So, how much money does Facebook really have? Apparently, enough to shell out $2 billion in cash and stock for a virtual reality company one month after acquiring a mobile messaging app service for $19 billion.
Facebook announced Tuesday the acquisition of Oculus VR, the company behind the Oculus Rift headset that allows for immersive 3-dimensional gameplay. (Via Tested)
Mark Zuckerberg made the announcement in a Facebook statement saying, "We feel we're in a position where we can start focusing on what platforms will come next to enable even more useful, entertaining and personal experiences. ... Immersive gaming will be the first ... After games, we're going to make Oculus a platform for many other experiences."
One of those hypothetical experiences Zuckerberg mentions is enjoying a basketball game courtside with the help of the Oculus headset.
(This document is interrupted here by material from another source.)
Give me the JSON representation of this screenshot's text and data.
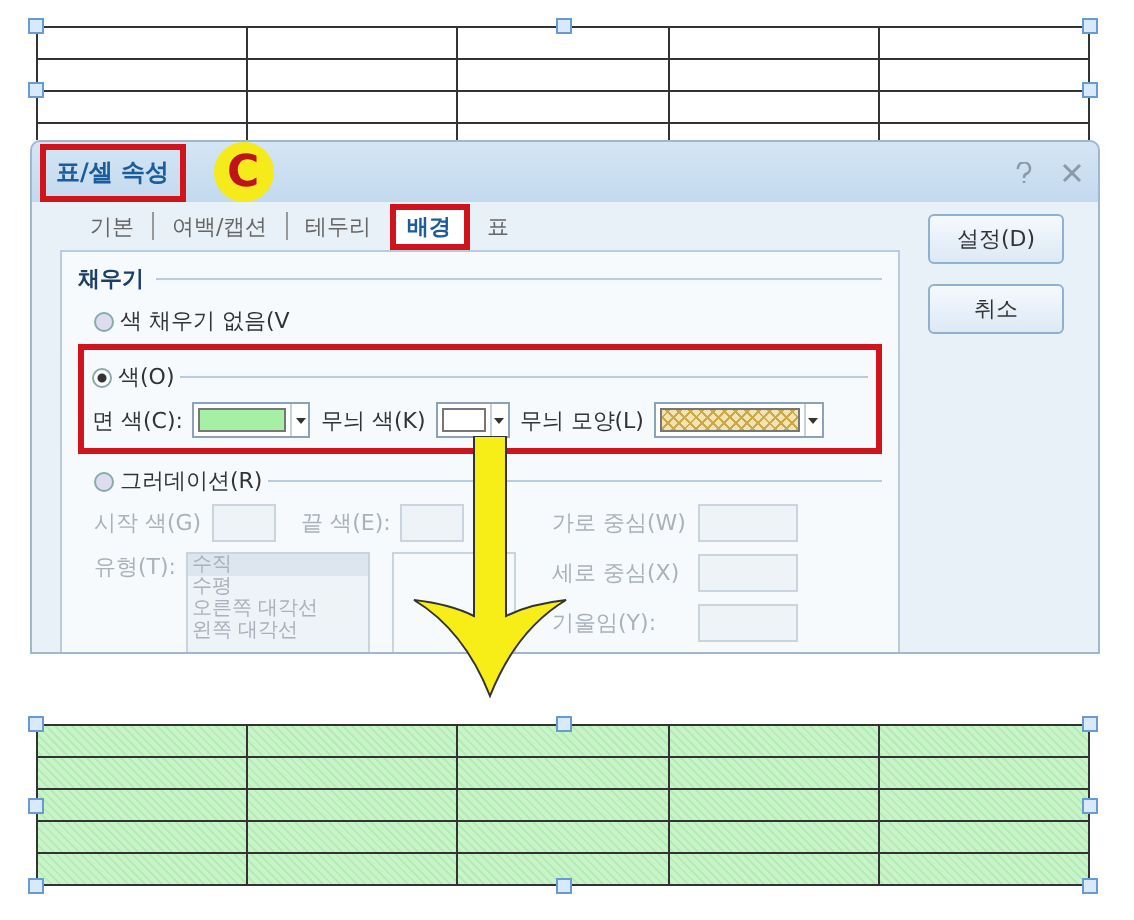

Sup, Bron! (Via Flickr / Roozbeh Rokni)
The Verge reports the acquisition of the 20-month-old company seems to come out of nowhere seeing that Oculus just demoed its most recent version of the Rift development kit at this year's Game Developer's Conference.
Oculus VR has yet to create a consumer-ready product, but the Verge writer adds that Facebook's resources could move that along.
The Oculus VR team also posted a statement to their blog saying, "We believe communication drives new platforms; we want to contribute to a more open, connected world; and we both see virtual reality as the next step. Most important, Facebook understands the potential for VR."
A writer for CNET wrote back in February Facebook's massive purchase of WhatsApp showed how eager the social network was to "subsume one of its largest challengers."
But a writer for Forbes sees Facebook's $2 billion acquisition of Oculus VR as a way of getting ahead of the curve and buying up technology that could blossom into something promising.
"Bolstered by IPO money and a booming business and his own outsized ambitions and vision of what’s coming next in technology, Zuckerberg can afford to borrow a page, as it were, from Google CEO Larry Page and plow money into promising new technologies that today have only a glancing relation to its current business."
Although both companies shared their excitement for the deal, Mashable reports several early backers of Oculus expressed their disappointment on the company's Kickstarter page, with some calling the start-up company a "sell out" and others saying they regret the decision to back the project.
Oculus VR raised more than $2.4 million on Kickstarter to go toward developing the Rift headset.
Facebook's acquisition of Oculus VR includes $400 million in cash and 23.1 million shares of the social network. Zuckerberg said Oculus VR will continue to operate independently to help both companies achieve their shared goals.